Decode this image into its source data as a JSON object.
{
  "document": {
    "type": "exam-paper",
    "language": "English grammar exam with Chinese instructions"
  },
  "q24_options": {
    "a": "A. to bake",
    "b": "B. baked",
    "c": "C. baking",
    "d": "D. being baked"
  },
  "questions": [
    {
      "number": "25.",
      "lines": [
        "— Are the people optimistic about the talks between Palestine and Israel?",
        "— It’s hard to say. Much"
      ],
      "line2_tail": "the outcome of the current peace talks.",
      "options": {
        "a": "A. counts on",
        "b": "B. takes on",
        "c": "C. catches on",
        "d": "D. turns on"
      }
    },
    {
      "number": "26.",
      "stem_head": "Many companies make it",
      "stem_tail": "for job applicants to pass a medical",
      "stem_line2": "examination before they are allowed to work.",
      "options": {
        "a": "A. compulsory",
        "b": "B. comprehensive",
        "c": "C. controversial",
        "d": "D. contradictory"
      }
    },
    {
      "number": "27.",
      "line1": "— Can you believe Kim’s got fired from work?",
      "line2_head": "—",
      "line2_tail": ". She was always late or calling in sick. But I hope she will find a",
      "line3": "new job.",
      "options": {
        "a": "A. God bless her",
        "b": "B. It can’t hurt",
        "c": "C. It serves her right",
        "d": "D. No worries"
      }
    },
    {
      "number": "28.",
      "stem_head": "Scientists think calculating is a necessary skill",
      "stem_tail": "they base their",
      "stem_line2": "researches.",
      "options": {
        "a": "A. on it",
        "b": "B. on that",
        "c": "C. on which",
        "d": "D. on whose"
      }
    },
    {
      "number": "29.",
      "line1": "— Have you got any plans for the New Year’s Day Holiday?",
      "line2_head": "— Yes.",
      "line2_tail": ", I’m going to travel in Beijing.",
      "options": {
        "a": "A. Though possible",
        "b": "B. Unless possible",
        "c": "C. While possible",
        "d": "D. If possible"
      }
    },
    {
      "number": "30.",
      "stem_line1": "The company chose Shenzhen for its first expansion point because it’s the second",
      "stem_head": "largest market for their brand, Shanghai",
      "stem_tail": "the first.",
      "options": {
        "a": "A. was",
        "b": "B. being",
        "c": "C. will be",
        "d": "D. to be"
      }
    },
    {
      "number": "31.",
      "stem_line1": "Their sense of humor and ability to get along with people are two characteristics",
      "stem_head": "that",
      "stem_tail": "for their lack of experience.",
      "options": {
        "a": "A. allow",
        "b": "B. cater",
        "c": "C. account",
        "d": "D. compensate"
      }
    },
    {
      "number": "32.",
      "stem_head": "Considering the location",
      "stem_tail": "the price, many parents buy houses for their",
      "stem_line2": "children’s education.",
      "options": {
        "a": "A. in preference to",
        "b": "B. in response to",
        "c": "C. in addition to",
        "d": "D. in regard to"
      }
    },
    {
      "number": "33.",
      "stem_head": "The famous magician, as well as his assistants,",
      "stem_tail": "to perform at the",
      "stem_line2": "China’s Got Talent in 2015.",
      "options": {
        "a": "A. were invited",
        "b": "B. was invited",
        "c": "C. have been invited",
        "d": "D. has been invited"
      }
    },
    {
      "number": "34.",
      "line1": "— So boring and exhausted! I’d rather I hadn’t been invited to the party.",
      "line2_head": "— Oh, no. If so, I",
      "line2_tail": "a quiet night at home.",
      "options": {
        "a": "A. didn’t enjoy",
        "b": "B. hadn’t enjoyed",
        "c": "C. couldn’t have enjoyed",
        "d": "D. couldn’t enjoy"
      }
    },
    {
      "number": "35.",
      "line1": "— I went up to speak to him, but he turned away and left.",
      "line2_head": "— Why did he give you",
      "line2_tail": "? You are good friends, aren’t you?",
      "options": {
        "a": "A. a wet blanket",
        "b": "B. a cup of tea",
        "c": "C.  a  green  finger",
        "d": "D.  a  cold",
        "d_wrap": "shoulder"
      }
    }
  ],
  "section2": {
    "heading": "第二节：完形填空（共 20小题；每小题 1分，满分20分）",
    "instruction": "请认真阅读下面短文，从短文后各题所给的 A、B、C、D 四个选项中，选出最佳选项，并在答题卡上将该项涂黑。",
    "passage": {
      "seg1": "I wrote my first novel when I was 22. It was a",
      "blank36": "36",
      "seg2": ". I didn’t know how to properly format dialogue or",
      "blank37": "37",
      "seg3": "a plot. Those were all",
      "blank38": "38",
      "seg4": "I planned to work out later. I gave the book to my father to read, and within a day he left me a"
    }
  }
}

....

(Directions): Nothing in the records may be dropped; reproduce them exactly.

(Written solution):
Decode this image into its source data as a JSON object.
{
  "document": {
    "type": "exam-paper",
    "language": "English grammar exam with Chinese instructions"
  },
  "q24_options": {
    "a": "A. to bake",
    "b": "B. baked",
    "c": "C. baking",
    "d": "D. being baked"
  },
  "questions": [
    {
      "number": "25.",
      "lines": [
        "— Are the people optimistic about the talks between Palestine and Israel?",
        "— It’s hard to say. Much"
      ],
      "line2_tail": "the outcome of the current peace talks.",
      "options": {
        "a": "A. counts on",
        "b": "B. takes on",
        "c": "C. catches on",
        "d": "D. turns on"
      }
    },
    {
      "number": "26.",
      "stem_head": "Many companies make it",
      "stem_tail": "for job applicants to pass a medical",
      "stem_line2": "examination before they are allowed to work.",
      "options": {
        "a": "A. compulsory",
        "b": "B. comprehensive",
        "c": "C. controversial",
        "d": "D. contradictory"
      }
    },
    {
      "number": "27.",
      "line1": "— Can you believe Kim’s got fired from work?",
      "line2_head": "—",
      "line2_tail": ". She was always late or calling in sick. But I hope she will find a",
      "line3": "new job.",
      "options": {
        "a": "A. God bless her",
        "b": "B. It can’t hurt",
        "c": "C. It serves her right",
        "d": "D. No worries"
      }
    },
    {
      "number": "28.",
      "stem_head": "Scientists think calculating is a necessary skill",
      "stem_tail": "they base their",
      "stem_line2": "researches.",
      "options": {
        "a": "A. on it",
        "b": "B. on that",
        "c": "C. on which",
        "d": "D. on whose"
      }
    },
    {
      "number": "29.",
      "line1": "— Have you got any plans for the New Year’s Day Holiday?",
      "line2_head": "— Yes.",
      "line2_tail": ", I’m going to travel in Beijing.",
      "options": {
        "a": "A. Though possible",
        "b": "B. Unless possible",
        "c": "C. While possible",
        "d": "D. If possible"
      }
    },
    {
      "number": "30.",
      "stem_line1": "The company chose Shenzhen for its first expansion point because it’s the second",
      "stem_head": "largest market for their brand, Shanghai",
      "stem_tail": "the first.",
      "options": {
        "a": "A. was",
        "b": "B. being",
        "c": "C. will be",
        "d": "D. to be"
      }
    },
    {
      "number": "31.",
      "stem_line1": "Their sense of humor and ability to get along with people are two characteristics",
      "stem_head": "that",
      "stem_tail": "for their lack of experience.",
      "options": {
        "a": "A. allow",
        "b": "B. cater",
        "c": "C. account",
        "d": "D. compensate"
      }
    },
    {
      "number": "32.",
      "stem_head": "Considering the location",
      "stem_tail": "the price, many parents buy houses for their",
      "stem_line2": "children’s education.",
      "options": {
        "a": "A. in preference to",
        "b": "B. in response to",
        "c": "C. in addition to",
        "d": "D. in regard to"
      }
    },
    {
      "number": "33.",
      "stem_head": "The famous magician, as well as his assistants,",
      "stem_tail": "to perform at the",
      "stem_line2": "China’s Got Talent in 2015.",
      "options": {
        "a": "A. were invited",
        "b": "B. was invited",
        "c": "C. have been invited",
        "d": "D. has been invited"
      }
    },
    {
      "number": "34.",
      "line1": "— So boring and exhausted! I’d rather I hadn’t been invited to the party.",
      "line2_head": "— Oh, no. If so, I",
      "line2_tail": "a quiet night at home.",
      "options": {
        "a": "A. didn’t enjoy",
        "b": "B. hadn’t enjoyed",
        "c": "C. couldn’t have enjoyed",
        "d": "D. couldn’t enjoy"
      }
    },
    {
      "number": "35.",
      "line1": "— I went up to speak to him, but he turned away and left.",
      "line2_head": "— Why did he give you",
      "line2_tail": "? You are good friends, aren’t you?",
      "options": {
        "a": "A. a wet blanket",
        "b": "B. a cup of tea",
        "c": "C.  a  green  finger",
        "d": "D.  a  cold",
        "d_wrap": "shoulder"
      }
    }
  ],
  "section2": {
    "heading": "第二节：完形填空（共 20小题；每小题 1分，满分20分）",
    "instruction": "请认真阅读下面短文，从短文后各题所给的 A、B、C、D 四个选项中，选出最佳选项，并在答题卡上将该项涂黑。",
    "passage": {
      "seg1": "I wrote my first novel when I was 22. It was a",
      "blank36": "36",
      "seg2": ". I didn’t know how to properly format dialogue or",
      "blank37": "37",
      "seg3": "a plot. Those were all",
      "blank38": "38",
      "seg4": "I planned to work out later. I gave the book to my father to read, and within a day he left me a"
    }
  }
}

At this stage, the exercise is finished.